infix func =~(string:String, regex:NSRegularExpression) -> Bool

But now we’re back to the same problem as before: we have to write a verbose NSRegularExpression initializer call for even the simplest cases.

• • • • •

If you look at Ruby, =~ doesn’t take a string, but a /-delimited token; our code would look like this (not accounting for slight differences in the pattern syntax):

"-v" =~ /^(?:-[a-z]|--[a-z]\S*)$/

Sadly, that’s language-level syntax and we don’t have a macro system in Swift to allow us to add that in. However, Swift supports prefix operators, which means we can achieve something similar:

prefix func /(pattern:String) -> NSRegularExpression {
    var options: NSRegularExpressionOptions = 
            NSRegularExpressionOptions.DotMatchesLineSeparators

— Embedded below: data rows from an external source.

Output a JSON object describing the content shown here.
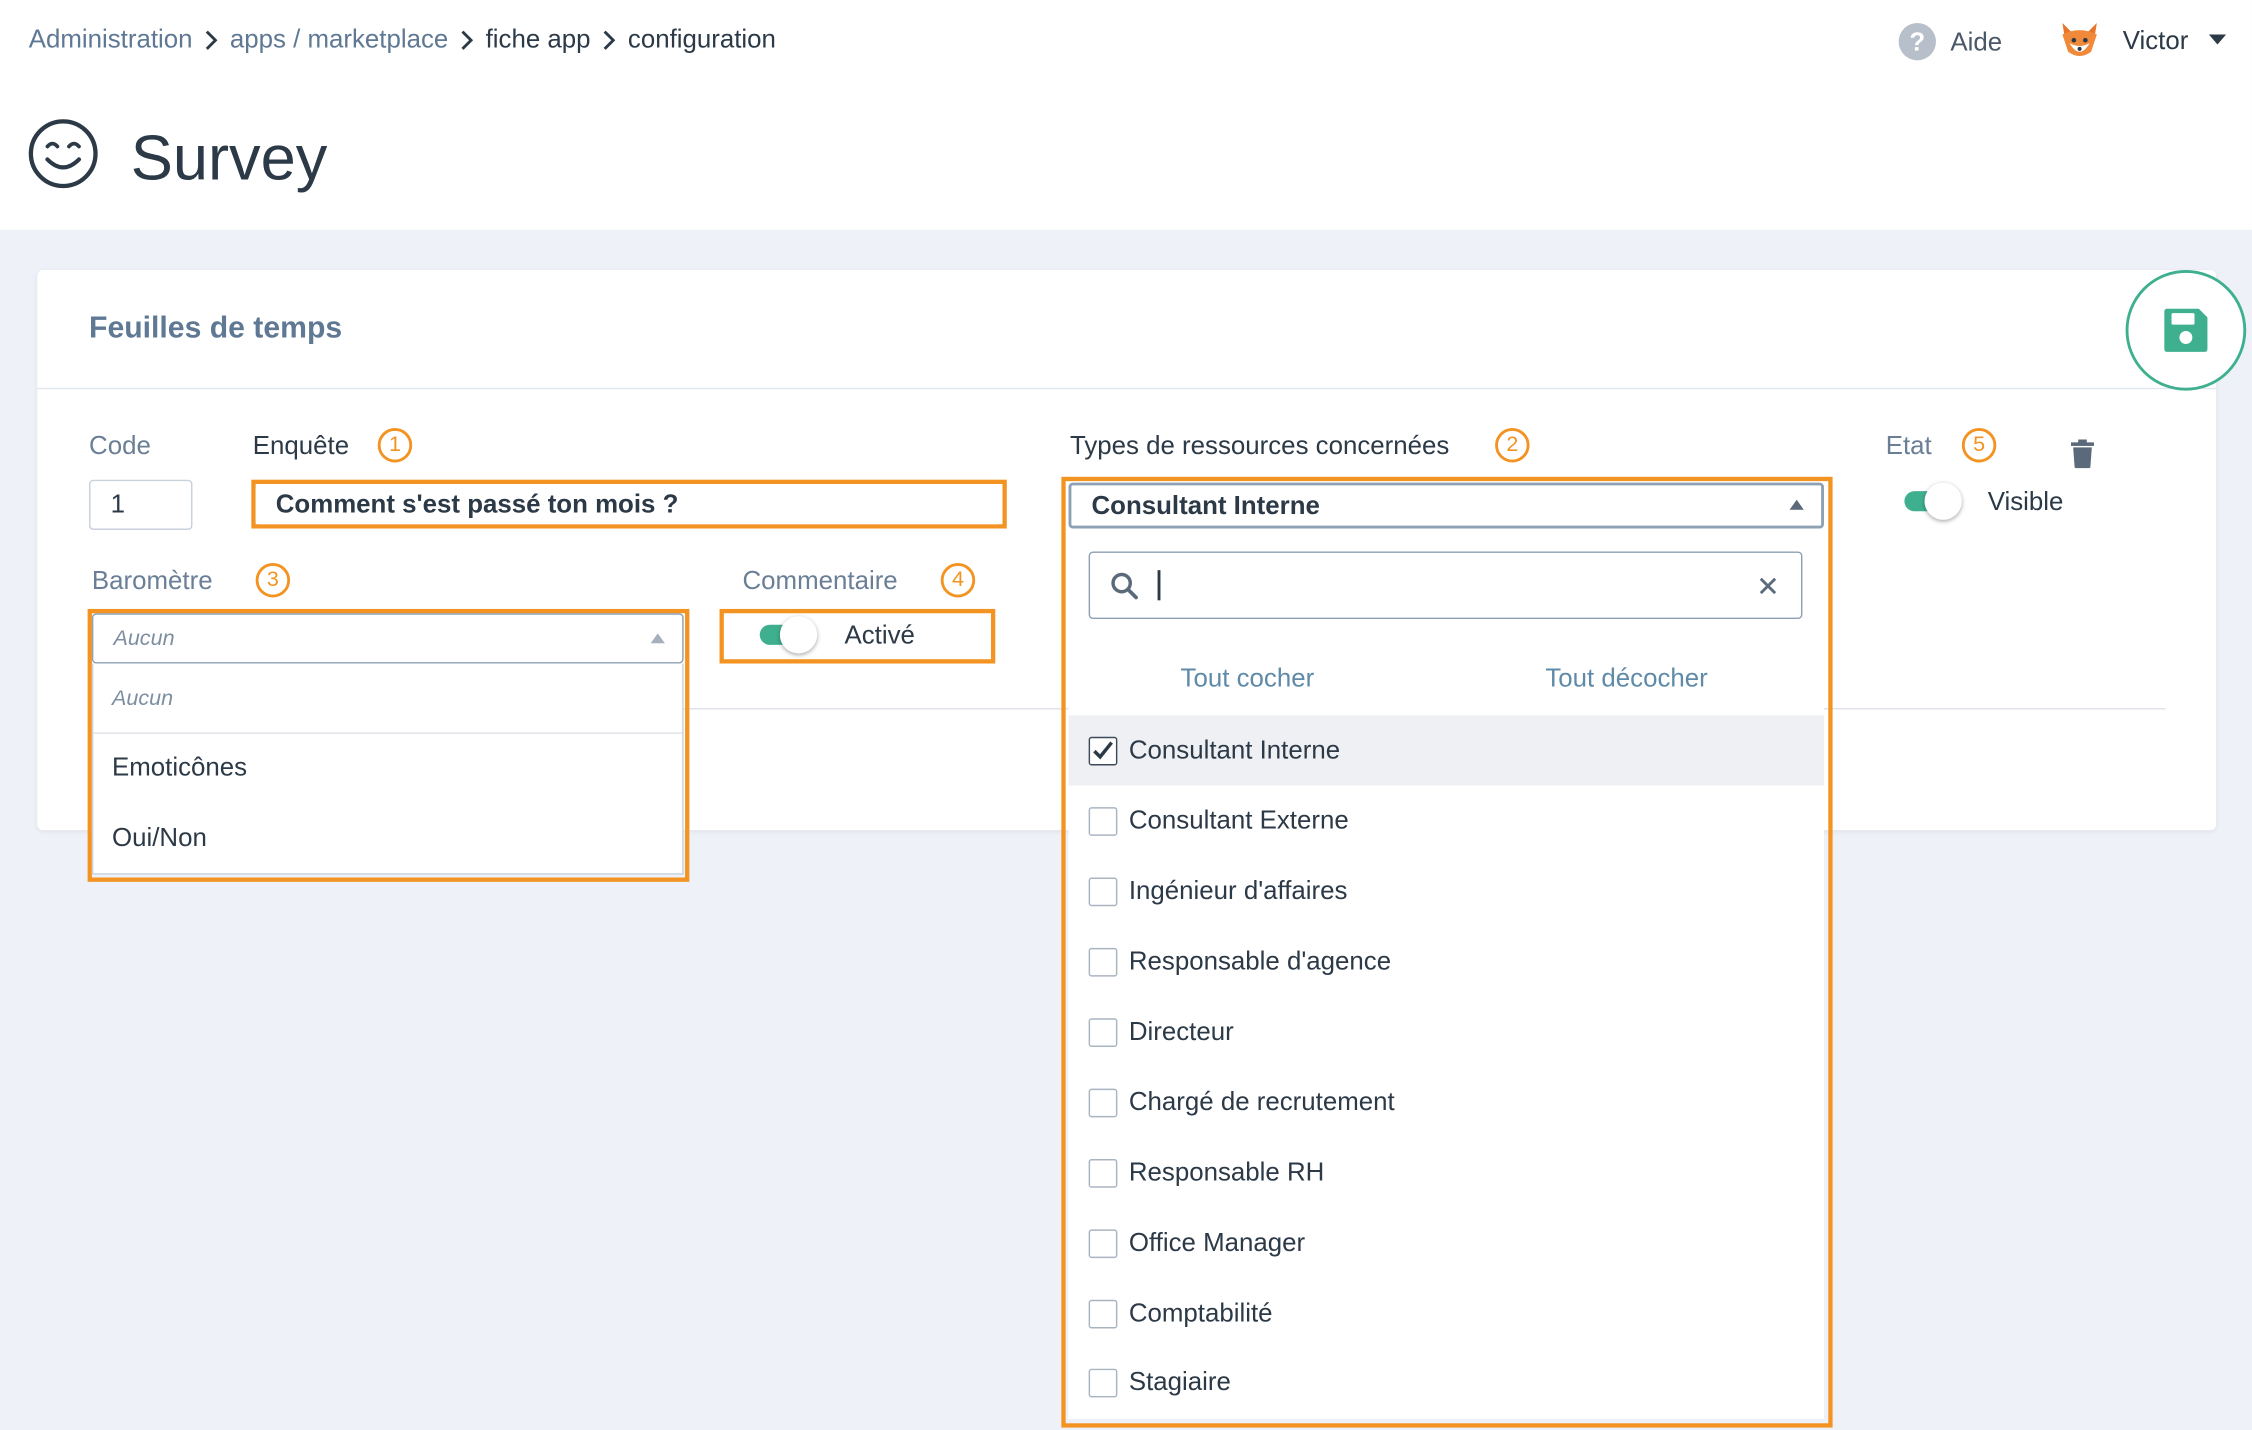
{
  "breadcrumb": {
    "items": [
      "Administration",
      "apps / marketplace",
      "fiche app",
      "configuration"
    ]
  },
  "header": {
    "help_label": "Aide",
    "user_name": "Victor",
    "page_title": "Survey"
  },
  "card": {
    "title": "Feuilles de temps"
  },
  "form": {
    "code": {
      "label": "Code",
      "value": "1"
    },
    "enquete": {
      "label": "Enquête",
      "value": "Comment s'est passé ton mois ?",
      "badge": "1"
    },
    "types": {
      "label": "Types de ressources concernées",
      "value": "Consultant Interne",
      "badge": "2"
    },
    "etat": {
      "label": "Etat",
      "toggle_label": "Visible",
      "badge": "5",
      "on": true
    },
    "barometre": {
      "label": "Baromètre",
      "value": "Aucun",
      "badge": "3",
      "options": [
        "Aucun",
        "Emoticônes",
        "Oui/Non"
      ]
    },
    "commentaire": {
      "label": "Commentaire",
      "toggle_label": "Activé",
      "badge": "4",
      "on": true
    }
  },
  "multiselect": {
    "search_value": "",
    "select_all": "Tout cocher",
    "deselect_all": "Tout décocher",
    "options": [
      {
        "label": "Consultant Interne",
        "checked": true
      },
      {
        "label": "Consultant Externe",
        "checked": false
      },
      {
        "label": "Ingénieur d'affaires",
        "checked": false
      },
      {
        "label": "Responsable d'agence",
        "checked": false
      },
      {
        "label": "Directeur",
        "checked": false
      },
      {
        "label": "Chargé de recrutement",
        "checked": false
      },
      {
        "label": "Responsable RH",
        "checked": false
      },
      {
        "label": "Office Manager",
        "checked": false
      },
      {
        "label": "Comptabilité",
        "checked": false
      },
      {
        "label": "Stagiaire",
        "checked": false
      }
    ]
  },
  "colors": {
    "accent": "#3fb08f",
    "annotation": "#f39322",
    "muted_text": "#5f7894"
  },
  "icons": [
    "chevron-right-icon",
    "help-icon",
    "fox-avatar-icon",
    "caret-down-icon",
    "smiley-icon",
    "save-icon",
    "trash-icon",
    "search-icon",
    "clear-icon",
    "checkmark-icon"
  ]
}
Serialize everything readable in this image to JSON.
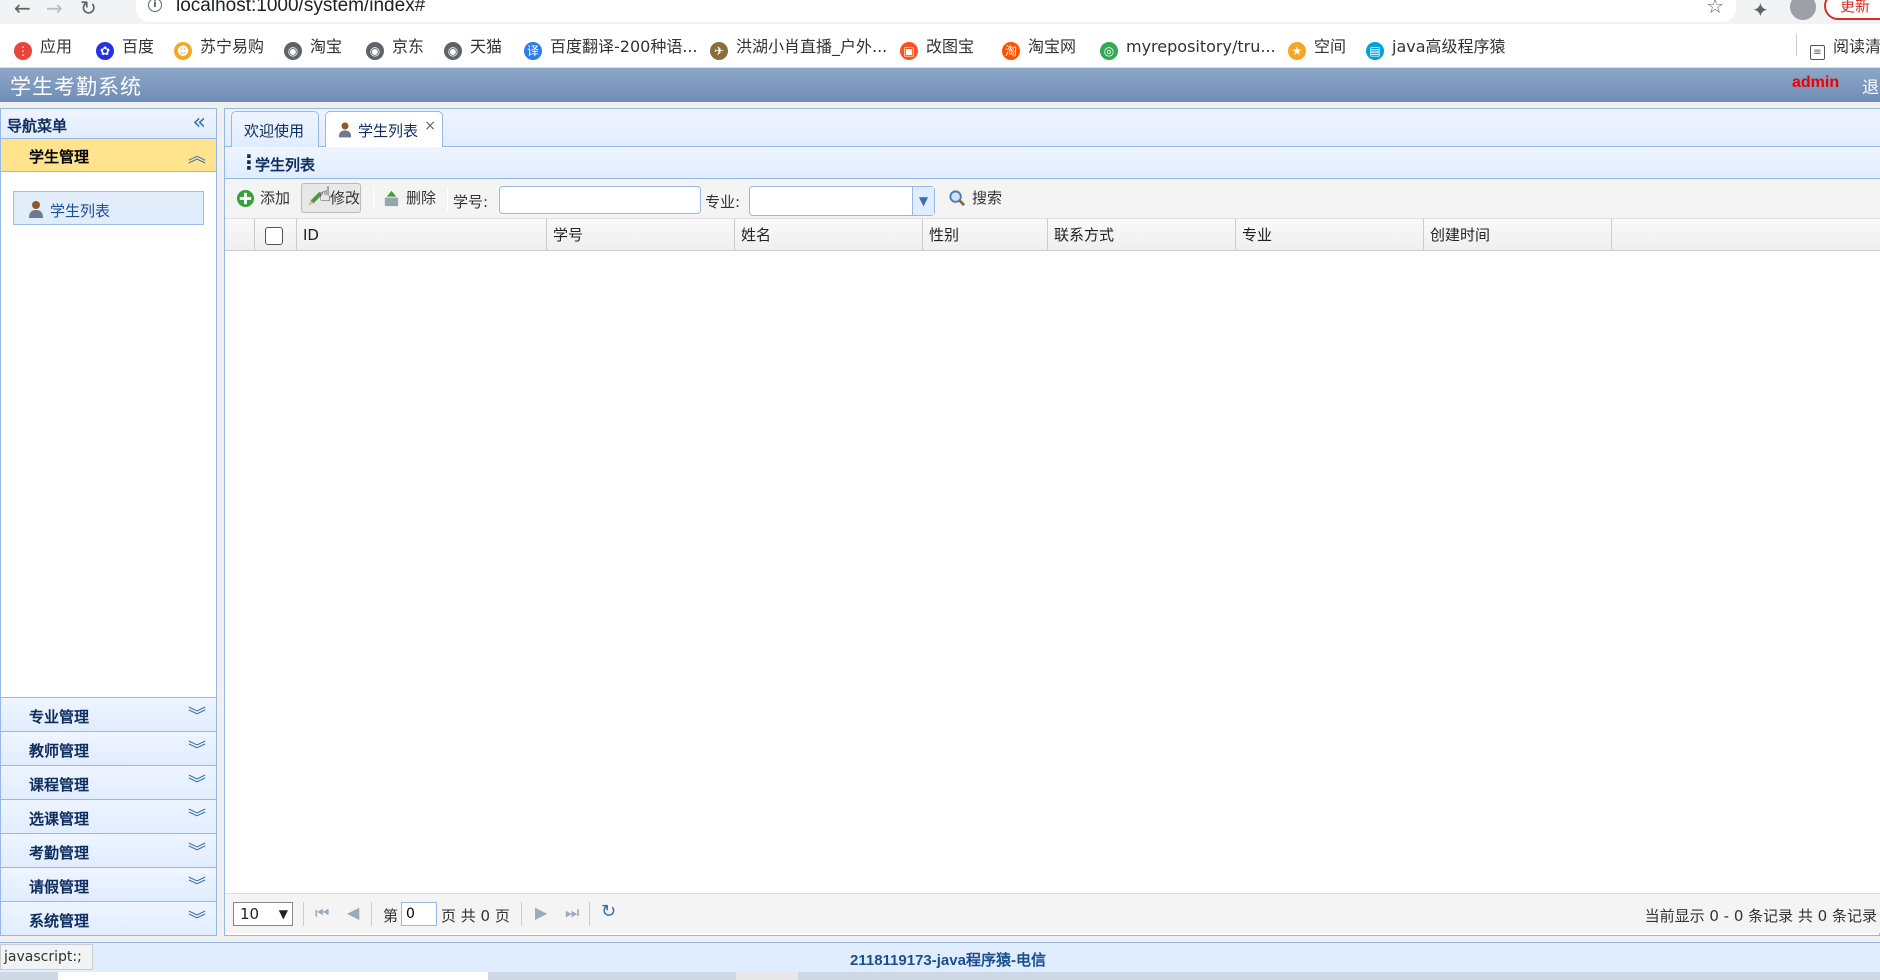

    return NSRegularExpression(pattern:pattern, 
                                    options:options, 
                                      error:nil)
}

There is a subtle difference here from what we had before. Since we are not checking for errors, by returning the output of the NSRegularExpression initializer, we are returning an implicitly unwrapped optional. What this means is that we may get a runtime error if, for instance, we pass in an invalid regex (like ?!br|p)). The original implementation of =~ returns false for an invalid regex, but I feel this version is actually an improvement, because a. it breaks on incorrect semantics and b. the break is very likely to be caught early in the development cycle.

With this prefix operator, we can change the signature of =~, and the implementation becomes:

infix func =~ (string: String, regex: NSRegularExpression) -> Bool {
    let matches = regex.numberOfMatchesInString(string, 
                               options: nil, 
                                 range: NSMakeRange(0, string.length))
    return matches > 0
}

Which means the original syntax gets tweaked to:

let answer = "-v" =~ /"^(?:-[a-z]|--[a-z]\\S*)$"

Much cleaner! But the best part is that we can now do the fancier things we were talking about before:

let regex = … //some non-default NSRegularExpression
let answer = "test string" =~ regex

So with one extra character to type, we move the API from String to NSRegularExpression and have something distinctly more powerful.2

• • • • •

Scala adopts a different approach, pointed out by @lightfiend: it adds an r method to String, so that you can compile a regex via "pattern".r. I prefer the prefix operator, but that, too, is a valid option. Either of these is an improvement over the Cocoa API for the most common use cases.

I don’t support terseness in all cases; I think the clarity of Cocoa is one of its strong points, despite the verbosity. However, there are a few choice situations where the defaults are well-understood and very common; in those cases it makes sense to provide operators that will make them easy to use. In the specific case of regular expressions, maybe it will let more people feel at ease trying this very powerful tool.







1 In fact, I have more than once seen developers manually parse strings that should have been trivially matchable with regexes because the API was so onerous.↩︎

2 If you want to really match the Ruby API, also define @postfix func /(regex:Regex) -> Regex { return regex }. But fun though it is, that’s just silly…↩︎

 
263
Kudos
 
263
Kudos

Now read this

Error Handling in Swift: Might and Magic—Part II

In my previous post, I showed that defining a map method on the Result enum allows chaining of a series of transformations to a result without caring whether the result was a success or a failure until the value was needed for output. I... Continue →